Entries from a dataset of interfaces
○ ○ ○ ○

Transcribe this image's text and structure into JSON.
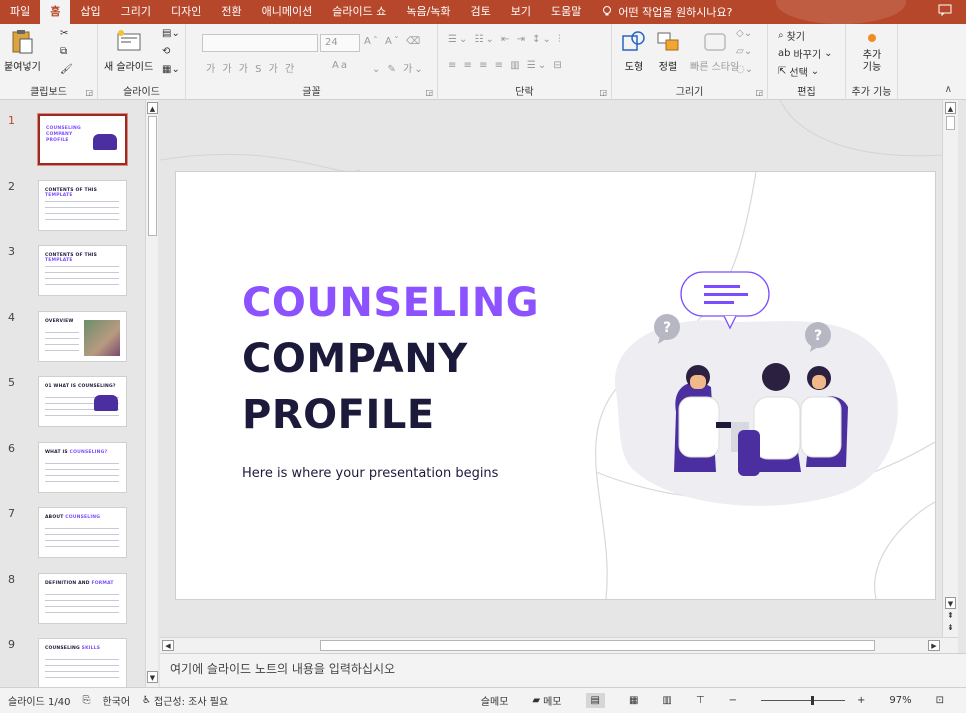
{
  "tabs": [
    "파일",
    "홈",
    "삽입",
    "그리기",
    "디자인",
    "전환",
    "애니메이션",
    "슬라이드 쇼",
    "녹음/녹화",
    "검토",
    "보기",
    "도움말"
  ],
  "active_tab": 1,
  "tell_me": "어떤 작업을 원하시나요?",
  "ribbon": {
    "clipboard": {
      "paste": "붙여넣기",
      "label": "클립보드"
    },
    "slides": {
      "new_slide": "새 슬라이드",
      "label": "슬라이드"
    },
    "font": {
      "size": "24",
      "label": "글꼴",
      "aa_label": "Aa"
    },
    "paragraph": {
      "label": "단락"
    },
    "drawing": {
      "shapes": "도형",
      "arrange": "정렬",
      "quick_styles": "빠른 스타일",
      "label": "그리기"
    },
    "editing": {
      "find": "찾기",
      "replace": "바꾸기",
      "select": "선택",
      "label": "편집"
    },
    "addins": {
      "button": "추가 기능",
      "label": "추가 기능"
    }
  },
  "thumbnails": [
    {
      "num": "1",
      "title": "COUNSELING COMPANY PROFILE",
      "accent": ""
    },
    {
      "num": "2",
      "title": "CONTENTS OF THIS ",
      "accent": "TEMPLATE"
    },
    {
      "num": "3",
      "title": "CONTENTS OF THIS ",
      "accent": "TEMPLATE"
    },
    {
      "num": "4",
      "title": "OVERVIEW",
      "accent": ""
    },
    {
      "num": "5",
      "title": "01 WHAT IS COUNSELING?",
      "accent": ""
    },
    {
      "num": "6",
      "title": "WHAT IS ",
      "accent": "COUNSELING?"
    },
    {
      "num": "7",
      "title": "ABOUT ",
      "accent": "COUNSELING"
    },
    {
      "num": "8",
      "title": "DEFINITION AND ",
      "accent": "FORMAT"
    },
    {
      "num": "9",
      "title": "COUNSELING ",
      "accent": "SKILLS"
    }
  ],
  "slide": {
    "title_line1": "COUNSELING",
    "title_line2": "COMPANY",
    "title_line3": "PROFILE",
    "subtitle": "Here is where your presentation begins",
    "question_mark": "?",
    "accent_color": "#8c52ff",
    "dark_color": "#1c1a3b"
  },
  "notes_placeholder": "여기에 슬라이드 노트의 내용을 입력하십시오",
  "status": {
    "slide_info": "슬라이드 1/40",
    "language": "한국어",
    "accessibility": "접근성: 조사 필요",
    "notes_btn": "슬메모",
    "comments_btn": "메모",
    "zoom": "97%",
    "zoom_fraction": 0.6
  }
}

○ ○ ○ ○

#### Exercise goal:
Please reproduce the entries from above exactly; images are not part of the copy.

#### Solution below:
Transcribe this image's text and structure into JSON.
{
  "tabs": [
    "파일",
    "홈",
    "삽입",
    "그리기",
    "디자인",
    "전환",
    "애니메이션",
    "슬라이드 쇼",
    "녹음/녹화",
    "검토",
    "보기",
    "도움말"
  ],
  "active_tab": 1,
  "tell_me": "어떤 작업을 원하시나요?",
  "ribbon": {
    "clipboard": {
      "paste": "붙여넣기",
      "label": "클립보드"
    },
    "slides": {
      "new_slide": "새 슬라이드",
      "label": "슬라이드"
    },
    "font": {
      "size": "24",
      "label": "글꼴",
      "aa_label": "Aa"
    },
    "paragraph": {
      "label": "단락"
    },
    "drawing": {
      "shapes": "도형",
      "arrange": "정렬",
      "quick_styles": "빠른 스타일",
      "label": "그리기"
    },
    "editing": {
      "find": "찾기",
      "replace": "바꾸기",
      "select": "선택",
      "label": "편집"
    },
    "addins": {
      "button": "추가 기능",
      "label": "추가 기능"
    }
  },
  "thumbnails": [
    {
      "num": "1",
      "title": "COUNSELING COMPANY PROFILE",
      "accent": ""
    },
    {
      "num": "2",
      "title": "CONTENTS OF THIS ",
      "accent": "TEMPLATE"
    },
    {
      "num": "3",
      "title": "CONTENTS OF THIS ",
      "accent": "TEMPLATE"
    },
    {
      "num": "4",
      "title": "OVERVIEW",
      "accent": ""
    },
    {
      "num": "5",
      "title": "01 WHAT IS COUNSELING?",
      "accent": ""
    },
    {
      "num": "6",
      "title": "WHAT IS ",
      "accent": "COUNSELING?"
    },
    {
      "num": "7",
      "title": "ABOUT ",
      "accent": "COUNSELING"
    },
    {
      "num": "8",
      "title": "DEFINITION AND ",
      "accent": "FORMAT"
    },
    {
      "num": "9",
      "title": "COUNSELING ",
      "accent": "SKILLS"
    }
  ],
  "slide": {
    "title_line1": "COUNSELING",
    "title_line2": "COMPANY",
    "title_line3": "PROFILE",
    "subtitle": "Here is where your presentation begins",
    "question_mark": "?",
    "accent_color": "#8c52ff",
    "dark_color": "#1c1a3b"
  },
  "notes_placeholder": "여기에 슬라이드 노트의 내용을 입력하십시오",
  "status": {
    "slide_info": "슬라이드 1/40",
    "language": "한국어",
    "accessibility": "접근성: 조사 필요",
    "notes_btn": "슬메모",
    "comments_btn": "메모",
    "zoom": "97%",
    "zoom_fraction": 0.6
  }
}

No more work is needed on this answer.